These documents showed that for 20 highway projects under scanner, PSBs had given a loan of ₹25,940 crore without collaterals to the private partners while the sanctioned cost of these projects was just ₹13,646 crore. That is, the loans given were nearly double the cost of the projects. Many PPP projects were abandoned and saddled PBSs with huge NPAs. Why did PSBs give 200% loans without collaterals and then landed themselves with NPAs remains an abiding mystery.
There is more.
In all highway projects a VGF of 40% had also been given to private partners by the central government. Taken together, the bank loan and VGF were far excess than the project costs.

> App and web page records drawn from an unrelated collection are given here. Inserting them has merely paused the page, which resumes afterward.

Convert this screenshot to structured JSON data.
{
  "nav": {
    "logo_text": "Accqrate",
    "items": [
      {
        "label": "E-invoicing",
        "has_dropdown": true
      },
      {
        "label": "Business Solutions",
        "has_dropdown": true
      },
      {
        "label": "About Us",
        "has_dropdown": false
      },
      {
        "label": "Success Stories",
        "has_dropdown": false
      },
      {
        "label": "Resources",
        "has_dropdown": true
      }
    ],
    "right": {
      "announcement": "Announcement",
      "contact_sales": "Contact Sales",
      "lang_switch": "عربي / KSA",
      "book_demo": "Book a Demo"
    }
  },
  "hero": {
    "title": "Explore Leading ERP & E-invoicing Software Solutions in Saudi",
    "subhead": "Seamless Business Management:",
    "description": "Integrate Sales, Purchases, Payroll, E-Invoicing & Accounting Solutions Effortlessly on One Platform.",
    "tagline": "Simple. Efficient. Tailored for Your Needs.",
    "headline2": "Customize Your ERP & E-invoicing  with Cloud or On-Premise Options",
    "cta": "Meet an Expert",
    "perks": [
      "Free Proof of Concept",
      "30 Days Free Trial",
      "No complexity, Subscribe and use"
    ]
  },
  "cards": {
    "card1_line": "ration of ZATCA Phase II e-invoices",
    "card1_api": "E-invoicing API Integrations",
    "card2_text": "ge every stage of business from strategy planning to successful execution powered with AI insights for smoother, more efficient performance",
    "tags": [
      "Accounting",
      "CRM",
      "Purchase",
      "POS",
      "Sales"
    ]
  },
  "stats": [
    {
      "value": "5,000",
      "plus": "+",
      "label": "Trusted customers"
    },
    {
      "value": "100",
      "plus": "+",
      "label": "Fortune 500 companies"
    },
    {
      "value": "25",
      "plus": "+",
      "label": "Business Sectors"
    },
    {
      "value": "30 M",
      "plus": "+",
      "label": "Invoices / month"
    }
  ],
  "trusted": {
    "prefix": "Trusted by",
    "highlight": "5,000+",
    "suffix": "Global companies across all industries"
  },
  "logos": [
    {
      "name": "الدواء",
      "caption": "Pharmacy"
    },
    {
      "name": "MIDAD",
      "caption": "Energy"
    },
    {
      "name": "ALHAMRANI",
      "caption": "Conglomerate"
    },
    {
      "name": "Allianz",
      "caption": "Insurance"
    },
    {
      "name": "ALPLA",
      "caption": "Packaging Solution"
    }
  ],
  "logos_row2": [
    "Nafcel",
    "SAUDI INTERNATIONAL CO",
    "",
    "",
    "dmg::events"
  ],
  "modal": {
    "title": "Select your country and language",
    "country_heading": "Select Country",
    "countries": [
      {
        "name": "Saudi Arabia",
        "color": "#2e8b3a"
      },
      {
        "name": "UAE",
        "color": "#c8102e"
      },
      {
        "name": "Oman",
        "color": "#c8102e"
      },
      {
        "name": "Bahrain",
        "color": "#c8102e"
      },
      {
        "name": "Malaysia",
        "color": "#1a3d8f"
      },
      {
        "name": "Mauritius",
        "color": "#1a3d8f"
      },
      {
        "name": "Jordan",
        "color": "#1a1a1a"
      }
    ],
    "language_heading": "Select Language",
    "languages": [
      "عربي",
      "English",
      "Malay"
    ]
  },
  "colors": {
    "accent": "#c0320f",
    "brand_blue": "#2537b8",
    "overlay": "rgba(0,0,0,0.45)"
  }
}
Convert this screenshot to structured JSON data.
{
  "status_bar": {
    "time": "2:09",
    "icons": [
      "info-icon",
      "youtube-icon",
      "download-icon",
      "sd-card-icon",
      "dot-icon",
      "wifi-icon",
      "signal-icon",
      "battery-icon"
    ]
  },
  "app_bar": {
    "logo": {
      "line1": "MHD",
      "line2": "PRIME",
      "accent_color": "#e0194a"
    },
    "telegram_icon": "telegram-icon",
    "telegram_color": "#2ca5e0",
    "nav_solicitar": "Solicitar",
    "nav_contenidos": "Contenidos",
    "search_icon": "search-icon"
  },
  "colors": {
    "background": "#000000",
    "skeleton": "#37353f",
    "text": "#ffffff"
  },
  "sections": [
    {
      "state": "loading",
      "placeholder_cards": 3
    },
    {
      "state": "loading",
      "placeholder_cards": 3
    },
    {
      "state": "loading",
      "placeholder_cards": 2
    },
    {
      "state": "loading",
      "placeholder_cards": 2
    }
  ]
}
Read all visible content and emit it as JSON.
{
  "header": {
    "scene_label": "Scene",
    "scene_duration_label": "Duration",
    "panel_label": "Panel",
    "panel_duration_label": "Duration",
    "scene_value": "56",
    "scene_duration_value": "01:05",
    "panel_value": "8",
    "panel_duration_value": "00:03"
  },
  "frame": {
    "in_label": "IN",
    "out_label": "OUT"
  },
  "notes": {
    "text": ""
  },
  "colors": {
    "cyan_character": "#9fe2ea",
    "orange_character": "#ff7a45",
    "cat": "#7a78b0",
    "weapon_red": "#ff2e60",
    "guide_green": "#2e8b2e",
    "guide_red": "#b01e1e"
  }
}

For easy understanding, let us say a PPP project of ₹100 crore was sanctioned. The central government paid ₹40 crore of VGF upfront. The private partner went to a PSB and took a loan of ₹200 crore (double the project cost). In all, it received ₹240 crore for a ₹100-crore project. This means the private partner didn’t need to bring a penny of its own (the reason why it is being owed) and got an excess amount of ₹140 crore (₹240 crore minus ₹100 crore) to divert to its other projects. When the project is abandoned, or the loan is defaulted banks are holding up to ₹200 crore of NPAs.
This was not the only cause of worry.
The Gurgaon Expressway toll booths were dismantled in 2012. One of the main reasons was excessive profiteering by under-reporting number of vehicles that passed through the toll booths maintained by the private partner. The other irritant was the huge traffic jams at either side of toll booths. The same was the case with the DND flyway in Noida, which was dismantled in 2016.
NDA revives PPP and VGF
Instead of being wary, the NDA-II government revived both PPPs and VGF in a big way. In 2014, it announced ₹1 crore of VGF for each 1 MW of solar energy plants. In 2015, it gave “one time fund infusion” to many of the highway projects that were stuck — over and above the 40% VGF the private partners had already received.
Before and after the pandemic hit, the central government aggressively pushed for VGF for private medical colleges (not private hospitals), in the budget and in official communications. It asked states to give unencumbered land, tax concessions and other financial help, which it could reclaim from the Ayushman Bharat (PM-JAY). It also asked states to hand over (public) district hospitals to those private medical colleges for running and maintenance.
Now VGFs for PPP projects are climbing up.
In FY15, the VGF was ₹596 crore — the Parliament was informed by the government. The Union Cabinet approved VGF outlays of ₹1,400 crore for FY21, ₹1,500 crore for FY22, ₹1,600 for FY23, ₹1,700 crore for FY24 and ₹1,900 crore for FY25 at its meeting in November 2020.
But there is no comprehensive study in India of how many projects have been built under the PPP model, how much funds the central and state governments have paid for it and how much NPAs have been built up by these projects.
These are the key to know the efficiency of PPP model. Until then, one can expect more about “stressed” PPP projects.